The corporate regulator has decided to slow down their demands to terminate grandfathered commissions because they sense backlash from consumers, according to the Association of Independently Owned Financial Professionals (AIOFP).
In a response to the Australian Securities and Investments Commission’s (ASIC’s) recent announcement on grandfathered commissions, the AIOFP’s executive director Peter Johnston said product manufacturers had “cheated” financial advisers and consumers out of grandfathered revenue prematurely as a result of the Government and regulator’s “arrogance” and “bullying”.
“My view is they are sensing a backlash from consumers who are starting to realise that the cost of advice has escalated due to ridiculous levels of compliance and they are the ones paying for it,” he said.
“We all thought when a date was legislated it was honoured but apparently not with this Government. The resultant manufacturers cheating advisers and consumers out of grandfathered revenue prematurely is appalling arrogance and tantamount to bullying.
“ASIC however have pointed out on their website that they were pushed into this ‘cheating’ by stating ‘which we commenced on direction from the Treasurer’…so over the past 12 months we have had manufacturers blaming ASIC for pushing them, now we have ASIC blaming the Treasurer for pushing them…rather pathetic desperate behaviour, akin to rats jumping off a sinking ship.”
Johnston said the AIOFP had sought assistance from the ASIC chair to direct product manufacturers to not switch off grandfathered revenue prematurely so consumers could seek some subsidised advice.
“It is rather weird and fantastical that we have to request regulators and politicians to abide by the legislation detail they put in place,” he said.

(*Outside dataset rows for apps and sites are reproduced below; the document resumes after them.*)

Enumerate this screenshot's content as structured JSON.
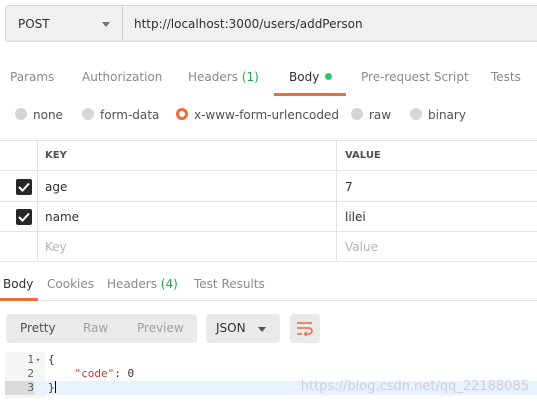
{
  "request": {
    "method": "POST",
    "url": "http://localhost:3000/users/addPerson"
  },
  "request_tabs": [
    {
      "label": "Params"
    },
    {
      "label": "Authorization"
    },
    {
      "label": "Headers",
      "count": "(1)"
    },
    {
      "label": "Body"
    },
    {
      "label": "Pre-request Script"
    },
    {
      "label": "Tests"
    }
  ],
  "body_types": [
    {
      "label": "none"
    },
    {
      "label": "form-data"
    },
    {
      "label": "x-www-form-urlencoded",
      "selected": true
    },
    {
      "label": "raw"
    },
    {
      "label": "binary"
    }
  ],
  "params_table": {
    "key_header": "KEY",
    "value_header": "VALUE",
    "rows": [
      {
        "key": "age",
        "value": "7",
        "checked": true
      },
      {
        "key": "name",
        "value": "lilei",
        "checked": true
      }
    ],
    "key_placeholder": "Key",
    "value_placeholder": "Value"
  },
  "response_tabs": [
    {
      "label": "Body"
    },
    {
      "label": "Cookies"
    },
    {
      "label": "Headers",
      "count": "(4)"
    },
    {
      "label": "Test Results"
    }
  ],
  "response_toolbar": {
    "formats": [
      "Pretty",
      "Raw",
      "Preview"
    ],
    "language": "JSON"
  },
  "response_body": {
    "line_numbers": [
      "1",
      "2",
      "3"
    ],
    "fold_marker": "▾",
    "line1": "{",
    "line2_key": "\"code\"",
    "line2_rest": ": 0",
    "line3": "}"
  },
  "watermark": "https://blog.csdn.net/qq_22188085",
  "colors": {
    "accent": "#f26b3a",
    "active_dot": "#28c76f",
    "count_green": "#28a745"
  },
  "icons": {
    "method_dropdown": "chevron-down-icon",
    "checkbox": "check-icon",
    "wrap": "wrap-lines-icon"
  }
}
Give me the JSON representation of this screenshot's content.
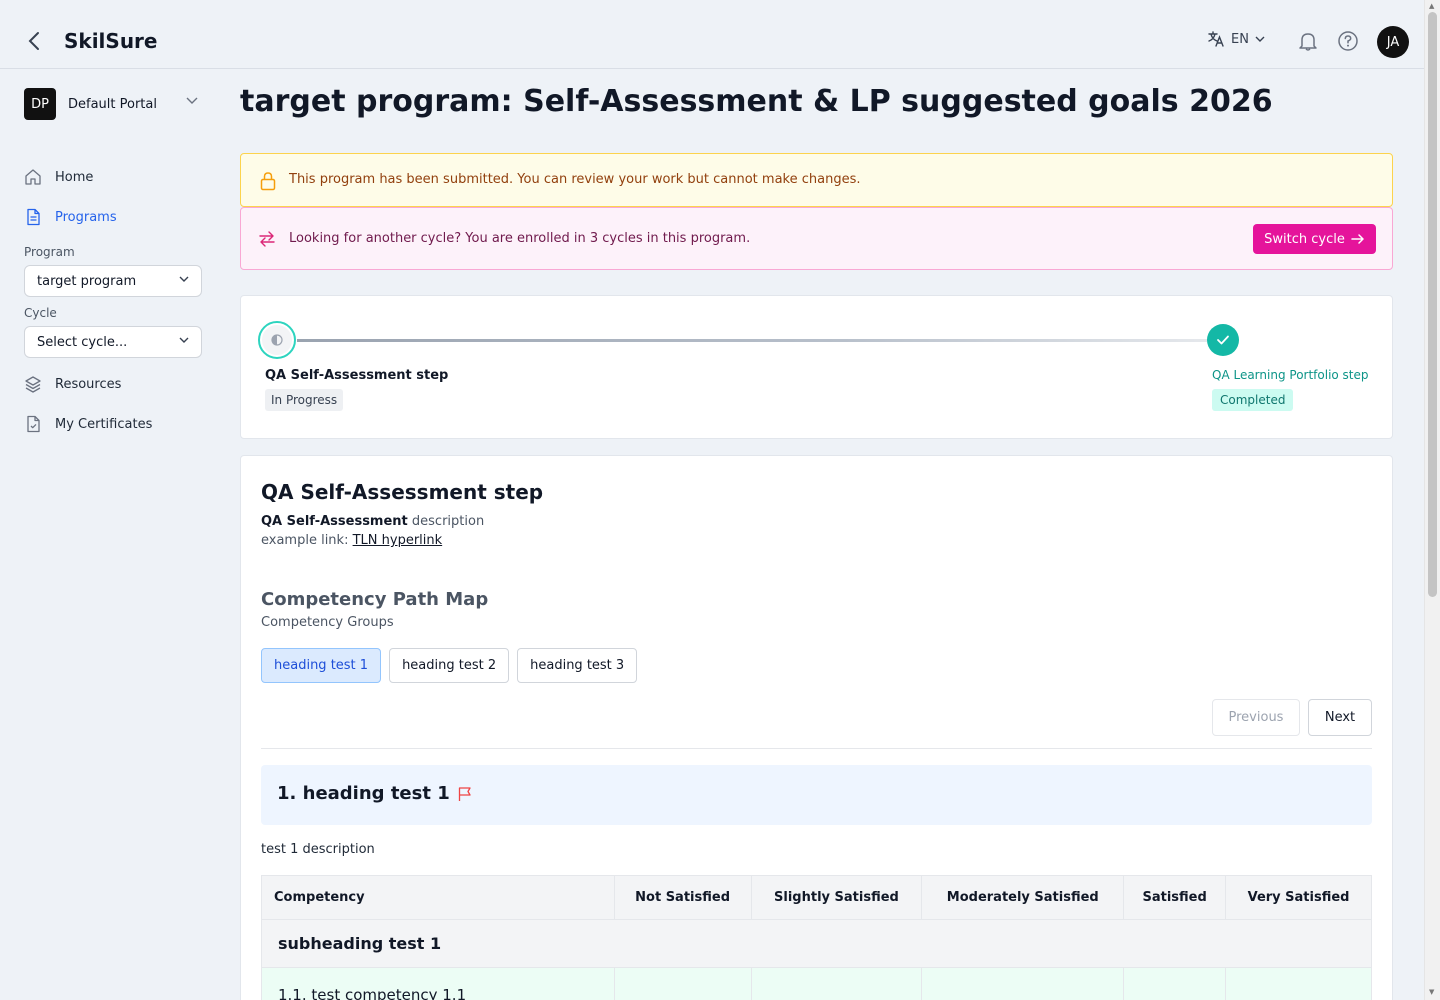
{
  "header": {
    "brand": "SkilSure",
    "language": "EN",
    "avatar_initials": "JA"
  },
  "sidebar": {
    "portal_badge": "DP",
    "portal_name": "Default Portal",
    "nav": {
      "home": "Home",
      "programs": "Programs",
      "resources": "Resources",
      "certificates": "My Certificates"
    },
    "program_label": "Program",
    "program_value": "target program",
    "cycle_label": "Cycle",
    "cycle_value": "Select cycle..."
  },
  "page": {
    "title": "target program: Self-Assessment & LP suggested goals 2026",
    "submitted_notice": "This program has been submitted. You can review your work but cannot make changes.",
    "cycle_notice": "Looking for another cycle? You are enrolled in 3 cycles in this program.",
    "switch_cycle": "Switch cycle"
  },
  "stepper": {
    "steps": [
      {
        "label": "QA Self-Assessment step",
        "status": "In Progress"
      },
      {
        "label": "QA Learning Portfolio step",
        "status": "Completed"
      }
    ]
  },
  "step_detail": {
    "title": "QA Self-Assessment step",
    "desc_bold": "QA Self-Assessment",
    "desc_rest": " description",
    "link_prefix": "example link: ",
    "link_text": "TLN hyperlink",
    "map_title": "Competency Path Map",
    "map_subtitle": "Competency Groups",
    "tabs": [
      "heading test 1",
      "heading test 2",
      "heading test 3"
    ],
    "previous": "Previous",
    "next": "Next",
    "group_title": "1. heading test 1",
    "group_desc": "test 1 description",
    "table": {
      "headers": [
        "Competency",
        "Not Satisfied",
        "Slightly Satisfied",
        "Moderately Satisfied",
        "Satisfied",
        "Very Satisfied"
      ],
      "subheading": "subheading test 1",
      "first_row": "1.1. test competency 1.1"
    }
  },
  "colors": {
    "accent_blue": "#2563eb",
    "switch_pink": "#e5149b",
    "teal": "#14b8a6"
  }
}
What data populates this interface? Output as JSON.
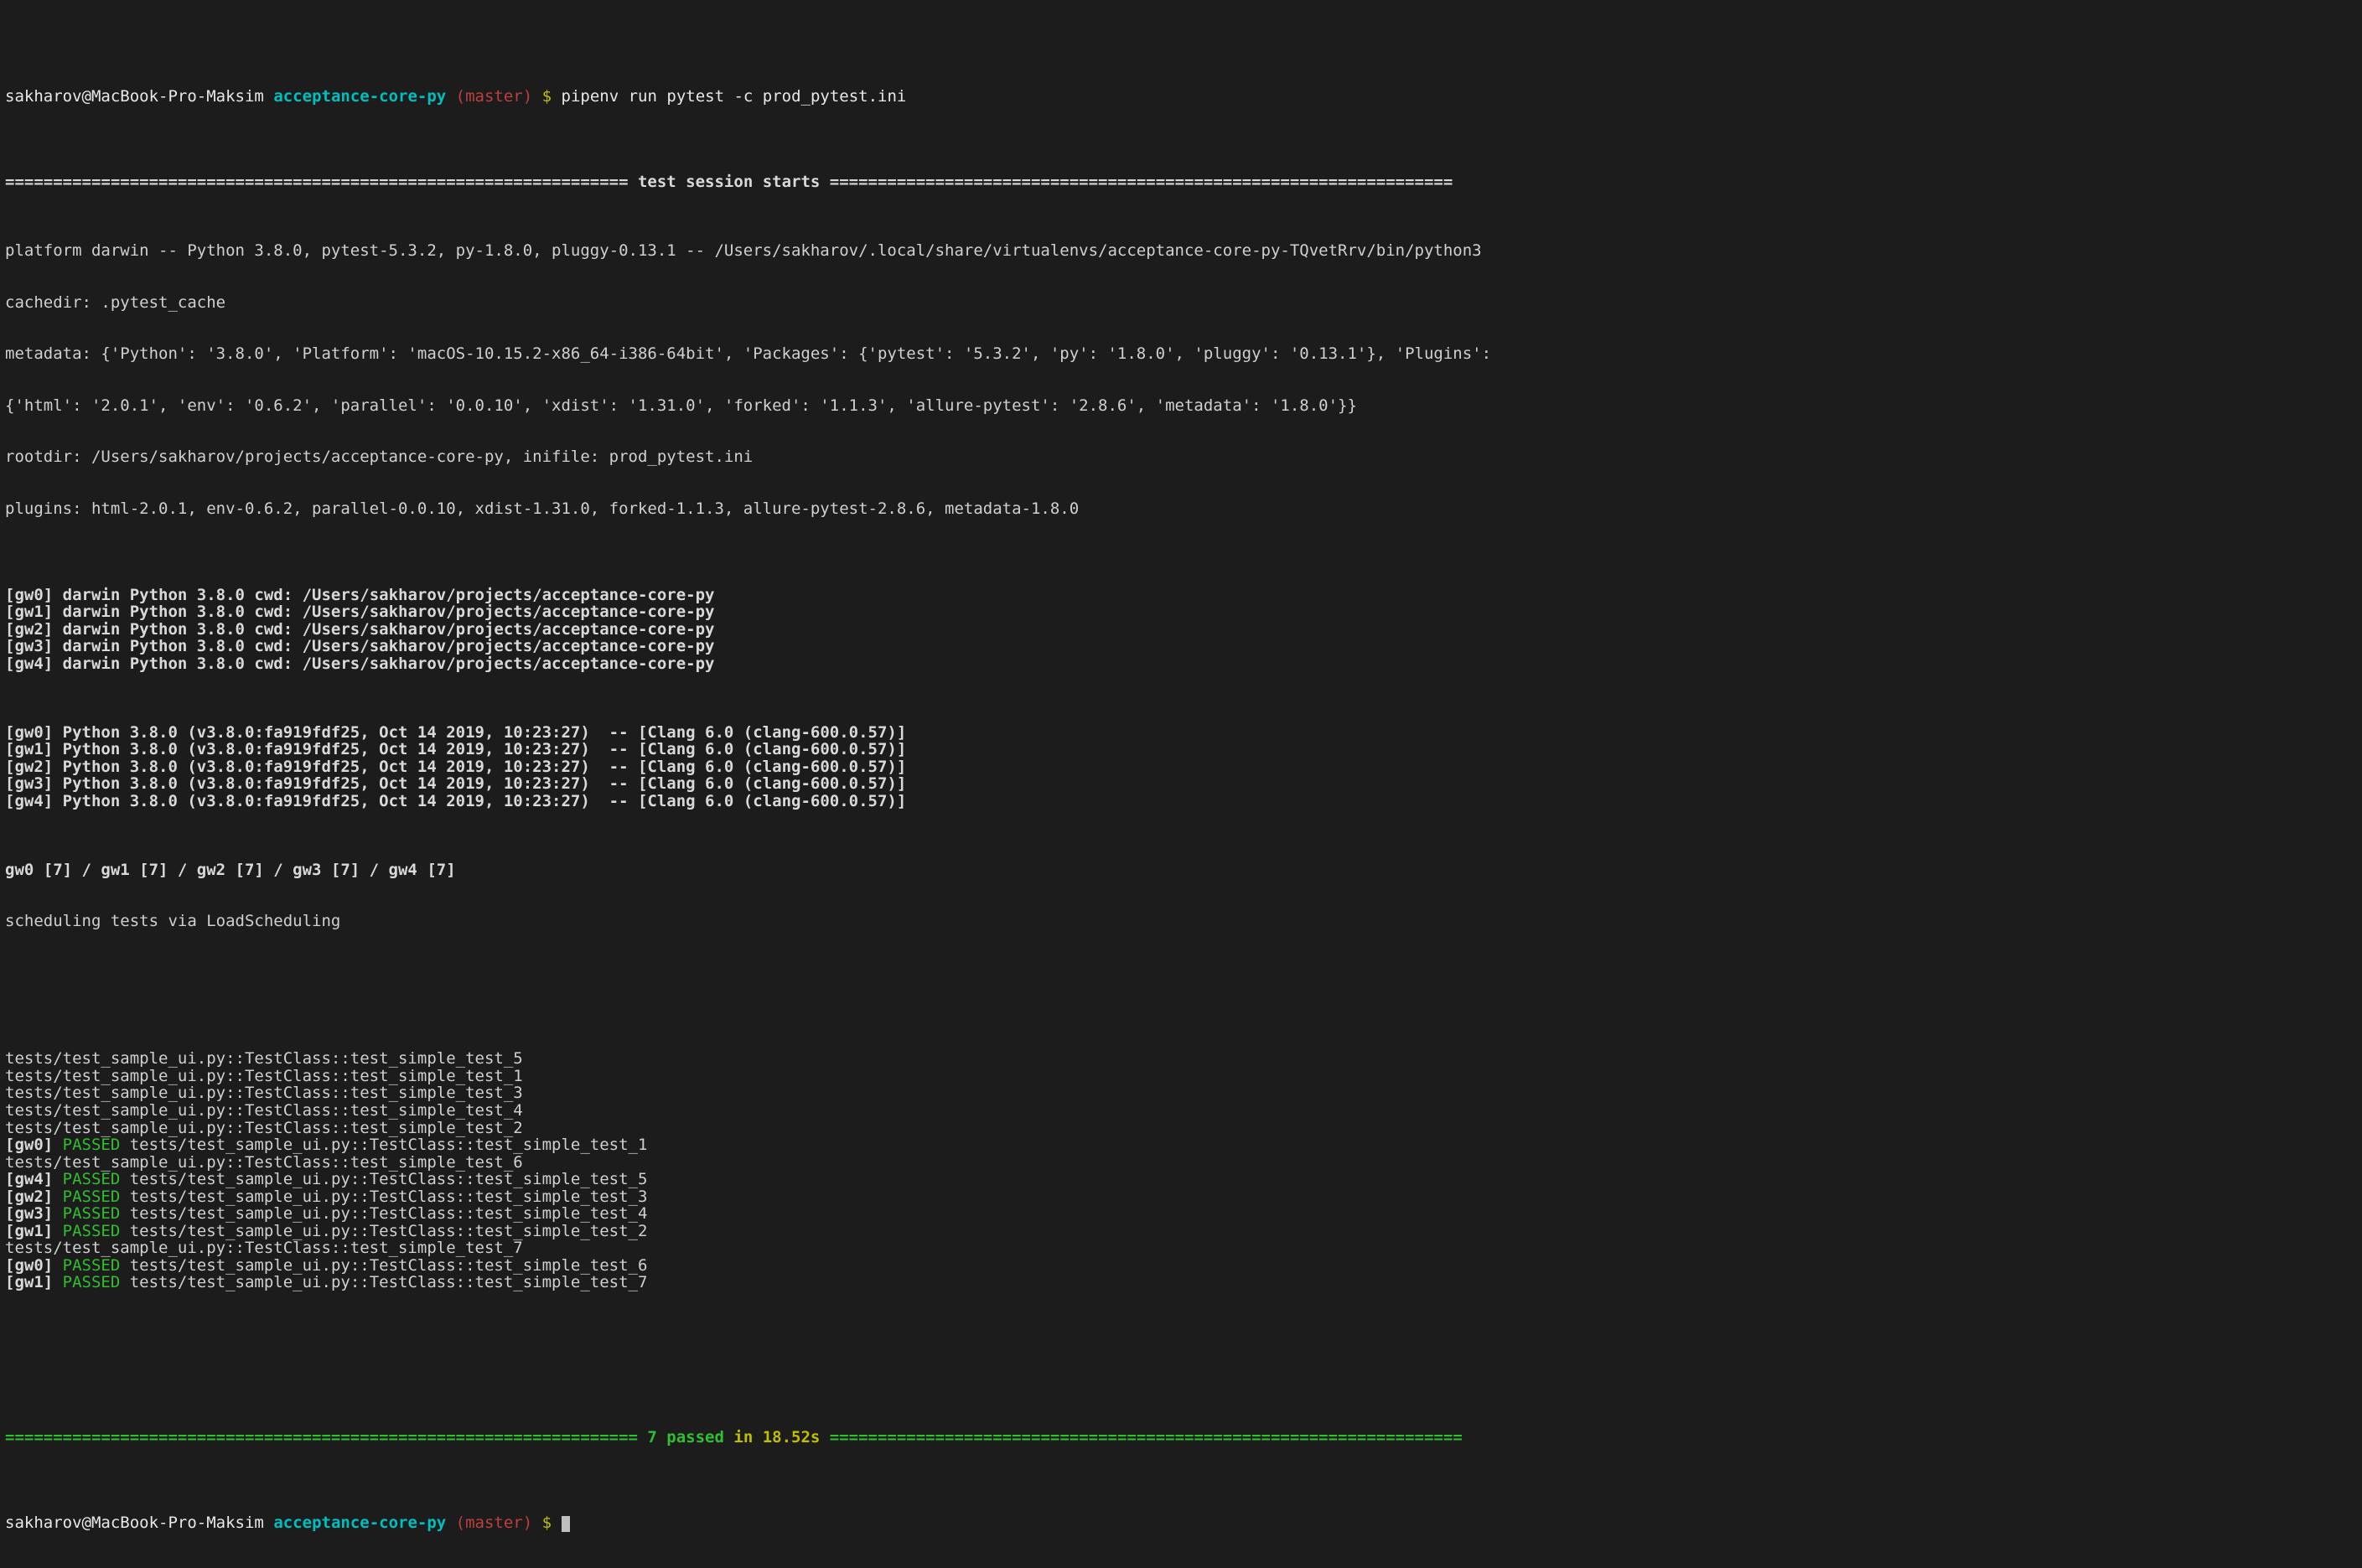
{
  "prompt1": {
    "user_host": "sakharov@MacBook-Pro-Maksim",
    "cwd": "acceptance-core-py",
    "branch": "(master)",
    "dollar": "$",
    "command": "pipenv run pytest -c prod_pytest.ini"
  },
  "session_header": {
    "rule_left": "=================================================================",
    "title": " test session starts ",
    "rule_right": "================================================================="
  },
  "platform_line": "platform darwin -- Python 3.8.0, pytest-5.3.2, py-1.8.0, pluggy-0.13.1 -- /Users/sakharov/.local/share/virtualenvs/acceptance-core-py-TQvetRrv/bin/python3",
  "cachedir_line": "cachedir: .pytest_cache",
  "metadata_line1": "metadata: {'Python': '3.8.0', 'Platform': 'macOS-10.15.2-x86_64-i386-64bit', 'Packages': {'pytest': '5.3.2', 'py': '1.8.0', 'pluggy': '0.13.1'}, 'Plugins':",
  "metadata_line2": "{'html': '2.0.1', 'env': '0.6.2', 'parallel': '0.0.10', 'xdist': '1.31.0', 'forked': '1.1.3', 'allure-pytest': '2.8.6', 'metadata': '1.8.0'}}",
  "rootdir_line": "rootdir: /Users/sakharov/projects/acceptance-core-py, inifile: prod_pytest.ini",
  "plugins_line": "plugins: html-2.0.1, env-0.6.2, parallel-0.0.10, xdist-1.31.0, forked-1.1.3, allure-pytest-2.8.6, metadata-1.8.0",
  "workers_cwd": [
    {
      "id": "[gw0]",
      "rest": " darwin Python 3.8.0 cwd: /Users/sakharov/projects/acceptance-core-py"
    },
    {
      "id": "[gw1]",
      "rest": " darwin Python 3.8.0 cwd: /Users/sakharov/projects/acceptance-core-py"
    },
    {
      "id": "[gw2]",
      "rest": " darwin Python 3.8.0 cwd: /Users/sakharov/projects/acceptance-core-py"
    },
    {
      "id": "[gw3]",
      "rest": " darwin Python 3.8.0 cwd: /Users/sakharov/projects/acceptance-core-py"
    },
    {
      "id": "[gw4]",
      "rest": " darwin Python 3.8.0 cwd: /Users/sakharov/projects/acceptance-core-py"
    }
  ],
  "workers_ver": [
    {
      "id": "[gw0]",
      "rest": " Python 3.8.0 (v3.8.0:fa919fdf25, Oct 14 2019, 10:23:27)  -- [Clang 6.0 (clang-600.0.57)]"
    },
    {
      "id": "[gw1]",
      "rest": " Python 3.8.0 (v3.8.0:fa919fdf25, Oct 14 2019, 10:23:27)  -- [Clang 6.0 (clang-600.0.57)]"
    },
    {
      "id": "[gw2]",
      "rest": " Python 3.8.0 (v3.8.0:fa919fdf25, Oct 14 2019, 10:23:27)  -- [Clang 6.0 (clang-600.0.57)]"
    },
    {
      "id": "[gw3]",
      "rest": " Python 3.8.0 (v3.8.0:fa919fdf25, Oct 14 2019, 10:23:27)  -- [Clang 6.0 (clang-600.0.57)]"
    },
    {
      "id": "[gw4]",
      "rest": " Python 3.8.0 (v3.8.0:fa919fdf25, Oct 14 2019, 10:23:27)  -- [Clang 6.0 (clang-600.0.57)]"
    }
  ],
  "gw_counts_line": "gw0 [7] / gw1 [7] / gw2 [7] / gw3 [7] / gw4 [7]",
  "scheduling_line": "scheduling tests via LoadScheduling",
  "blank": " ",
  "results": [
    {
      "type": "plain",
      "text": "tests/test_sample_ui.py::TestClass::test_simple_test_5 "
    },
    {
      "type": "plain",
      "text": "tests/test_sample_ui.py::TestClass::test_simple_test_1 "
    },
    {
      "type": "plain",
      "text": "tests/test_sample_ui.py::TestClass::test_simple_test_3 "
    },
    {
      "type": "plain",
      "text": "tests/test_sample_ui.py::TestClass::test_simple_test_4 "
    },
    {
      "type": "plain",
      "text": "tests/test_sample_ui.py::TestClass::test_simple_test_2 "
    },
    {
      "type": "pass",
      "gw": "[gw0] ",
      "status": "PASSED",
      "path": " tests/test_sample_ui.py::TestClass::test_simple_test_1 "
    },
    {
      "type": "plain",
      "text": "tests/test_sample_ui.py::TestClass::test_simple_test_6 "
    },
    {
      "type": "pass",
      "gw": "[gw4] ",
      "status": "PASSED",
      "path": " tests/test_sample_ui.py::TestClass::test_simple_test_5 "
    },
    {
      "type": "pass",
      "gw": "[gw2] ",
      "status": "PASSED",
      "path": " tests/test_sample_ui.py::TestClass::test_simple_test_3 "
    },
    {
      "type": "pass",
      "gw": "[gw3] ",
      "status": "PASSED",
      "path": " tests/test_sample_ui.py::TestClass::test_simple_test_4 "
    },
    {
      "type": "pass",
      "gw": "[gw1] ",
      "status": "PASSED",
      "path": " tests/test_sample_ui.py::TestClass::test_simple_test_2 "
    },
    {
      "type": "plain",
      "text": "tests/test_sample_ui.py::TestClass::test_simple_test_7 "
    },
    {
      "type": "pass",
      "gw": "[gw0] ",
      "status": "PASSED",
      "path": " tests/test_sample_ui.py::TestClass::test_simple_test_6 "
    },
    {
      "type": "pass",
      "gw": "[gw1] ",
      "status": "PASSED",
      "path": " tests/test_sample_ui.py::TestClass::test_simple_test_7 "
    }
  ],
  "summary": {
    "rule_left": "==================================================================",
    "passed": " 7 passed",
    "time": " in 18.52s ",
    "rule_right": "=================================================================="
  },
  "prompt2": {
    "user_host": "sakharov@MacBook-Pro-Maksim",
    "cwd": "acceptance-core-py",
    "branch": "(master)",
    "dollar": "$"
  }
}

“It seems these three industry stakeholders are experts at pointing the finger of blame to avoid accountability, let’s hope they will now address product failure, work it out amongst themselves to share responsibility and stop blaming advisers.”